For a long time, the bodies were believed to have been disposed of down a mineshaft at a site called the Four Brothers. Initially, this was true – they had indeed been disposed of that way on the night of July 16/17. But Yurovsky , upon hearing the following morning that stories were abuzz in Ekaterinburg about the disposal site , went back to remove the bodies and conceal them elsewhere. He has initially intended to bury the bodies down another mineshaft some miles away, but when the vehicle carrying the bodies broke down on the way there, he made new arrangements. With two exceptions, the bodies were buried in a sealed and concealed pit on a portion of a since-abandoned cart track 12 miles north of Ekaterinburg called Koptyaki Road.
In the early 1990s, the bodies were located, exhumed and formally identified, following the fall of the Soviet Union. A secret confession by Yurovsky, which came to light in the late 1970s, but did not become public knowledge until the 1990s, helped this to happen. DNA analysis was a key means of identifying them. A single blood sample from Prince Philip, Duke of Edinburgh was used to identify Alexandra and her daughters through their mitrochondial genes. Another method for identification was a controversially untested super-imposition of photos over skulls. The Russian Orthodox Churches in Russia and Abroad strongly contest the claim that the bodies were those of the Imperial Family, because there is indeed very little undisputable evidence to that end.

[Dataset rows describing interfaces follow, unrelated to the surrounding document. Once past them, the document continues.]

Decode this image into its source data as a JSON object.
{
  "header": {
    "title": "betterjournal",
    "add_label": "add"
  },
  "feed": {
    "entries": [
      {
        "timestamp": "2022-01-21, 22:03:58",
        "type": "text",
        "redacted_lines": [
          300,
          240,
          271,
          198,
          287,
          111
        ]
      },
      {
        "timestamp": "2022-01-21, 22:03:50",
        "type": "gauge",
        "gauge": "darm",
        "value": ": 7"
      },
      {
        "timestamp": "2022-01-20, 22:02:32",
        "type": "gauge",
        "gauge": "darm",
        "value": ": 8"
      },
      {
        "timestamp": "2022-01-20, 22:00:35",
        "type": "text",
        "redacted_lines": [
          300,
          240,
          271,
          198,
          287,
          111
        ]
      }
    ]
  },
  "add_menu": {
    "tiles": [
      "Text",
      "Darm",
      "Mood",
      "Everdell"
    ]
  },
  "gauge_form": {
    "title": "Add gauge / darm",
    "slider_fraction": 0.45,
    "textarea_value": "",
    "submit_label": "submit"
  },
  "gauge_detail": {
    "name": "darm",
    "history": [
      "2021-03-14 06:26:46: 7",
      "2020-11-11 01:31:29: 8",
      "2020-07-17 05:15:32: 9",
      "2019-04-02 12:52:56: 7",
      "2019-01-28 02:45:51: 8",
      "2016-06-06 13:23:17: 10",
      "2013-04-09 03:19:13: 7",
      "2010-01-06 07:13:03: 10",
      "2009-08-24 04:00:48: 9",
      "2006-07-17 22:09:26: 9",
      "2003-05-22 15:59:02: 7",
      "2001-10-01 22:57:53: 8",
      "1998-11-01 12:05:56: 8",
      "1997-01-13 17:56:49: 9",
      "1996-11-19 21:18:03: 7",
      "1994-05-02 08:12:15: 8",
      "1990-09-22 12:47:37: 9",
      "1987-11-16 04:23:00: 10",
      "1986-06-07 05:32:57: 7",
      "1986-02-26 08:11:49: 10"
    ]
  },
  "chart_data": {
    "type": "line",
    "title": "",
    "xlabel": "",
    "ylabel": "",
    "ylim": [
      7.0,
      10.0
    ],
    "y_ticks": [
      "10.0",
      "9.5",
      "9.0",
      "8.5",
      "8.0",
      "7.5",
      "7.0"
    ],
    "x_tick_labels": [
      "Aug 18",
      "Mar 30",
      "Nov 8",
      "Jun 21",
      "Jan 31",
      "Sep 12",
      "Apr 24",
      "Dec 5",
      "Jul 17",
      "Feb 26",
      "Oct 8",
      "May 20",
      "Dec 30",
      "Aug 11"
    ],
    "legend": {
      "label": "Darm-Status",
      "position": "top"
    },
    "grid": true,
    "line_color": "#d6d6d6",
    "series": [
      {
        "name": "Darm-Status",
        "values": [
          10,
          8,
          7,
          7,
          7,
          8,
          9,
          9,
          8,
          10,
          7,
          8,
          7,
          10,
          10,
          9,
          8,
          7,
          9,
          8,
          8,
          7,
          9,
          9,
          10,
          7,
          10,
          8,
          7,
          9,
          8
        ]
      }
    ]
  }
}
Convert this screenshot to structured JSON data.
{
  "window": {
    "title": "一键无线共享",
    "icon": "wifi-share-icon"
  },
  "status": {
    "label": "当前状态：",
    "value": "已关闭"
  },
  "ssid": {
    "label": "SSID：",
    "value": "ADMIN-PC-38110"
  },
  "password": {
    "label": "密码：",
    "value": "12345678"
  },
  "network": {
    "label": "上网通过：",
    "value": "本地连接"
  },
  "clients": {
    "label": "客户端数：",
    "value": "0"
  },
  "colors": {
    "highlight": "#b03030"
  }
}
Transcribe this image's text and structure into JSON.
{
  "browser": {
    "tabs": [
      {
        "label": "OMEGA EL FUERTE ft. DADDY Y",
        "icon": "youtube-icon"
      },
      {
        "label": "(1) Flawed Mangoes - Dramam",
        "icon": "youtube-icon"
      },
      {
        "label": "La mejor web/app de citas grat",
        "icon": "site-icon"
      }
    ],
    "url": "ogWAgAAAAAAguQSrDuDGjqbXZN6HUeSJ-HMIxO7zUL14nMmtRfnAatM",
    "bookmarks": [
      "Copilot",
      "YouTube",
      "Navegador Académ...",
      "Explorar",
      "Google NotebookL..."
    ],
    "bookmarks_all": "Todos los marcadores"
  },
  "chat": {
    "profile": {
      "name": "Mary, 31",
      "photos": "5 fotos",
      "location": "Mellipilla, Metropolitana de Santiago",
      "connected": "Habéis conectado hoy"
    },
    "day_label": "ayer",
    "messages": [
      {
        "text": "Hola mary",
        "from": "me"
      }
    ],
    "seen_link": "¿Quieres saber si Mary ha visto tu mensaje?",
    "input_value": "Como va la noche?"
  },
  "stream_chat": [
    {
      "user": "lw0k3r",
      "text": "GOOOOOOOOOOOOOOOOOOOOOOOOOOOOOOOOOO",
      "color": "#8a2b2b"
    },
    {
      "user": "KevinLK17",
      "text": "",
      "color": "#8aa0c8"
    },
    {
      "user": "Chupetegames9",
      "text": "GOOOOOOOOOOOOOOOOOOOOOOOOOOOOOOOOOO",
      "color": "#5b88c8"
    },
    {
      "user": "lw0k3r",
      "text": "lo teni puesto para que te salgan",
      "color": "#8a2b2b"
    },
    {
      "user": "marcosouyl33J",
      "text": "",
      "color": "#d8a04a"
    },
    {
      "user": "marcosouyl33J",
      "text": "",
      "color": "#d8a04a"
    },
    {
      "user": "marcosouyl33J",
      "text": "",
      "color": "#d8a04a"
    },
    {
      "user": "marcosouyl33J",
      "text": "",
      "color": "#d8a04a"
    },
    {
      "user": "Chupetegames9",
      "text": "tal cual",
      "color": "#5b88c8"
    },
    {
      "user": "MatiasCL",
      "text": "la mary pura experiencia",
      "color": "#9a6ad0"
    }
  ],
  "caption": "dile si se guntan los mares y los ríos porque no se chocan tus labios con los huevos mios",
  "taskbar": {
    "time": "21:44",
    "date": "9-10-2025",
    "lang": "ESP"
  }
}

There were two bodies missing. These were Alexei and one of the daughters – Tatiana, Maria or Anastasia. According to Yurovsky’s account, the bodies of Alexei and one of the daughters, mistaken by Yurovsky’s band for Alexandra, were burnt near the burial site and their ashes scattered and concealed.
Following a long series of bureaucratic and political delays, the purported remains of the family were reinterred in the Romanov family crypt in 1998 on the 80th anniversary of their murder. However, controversy over the remains continues to grow.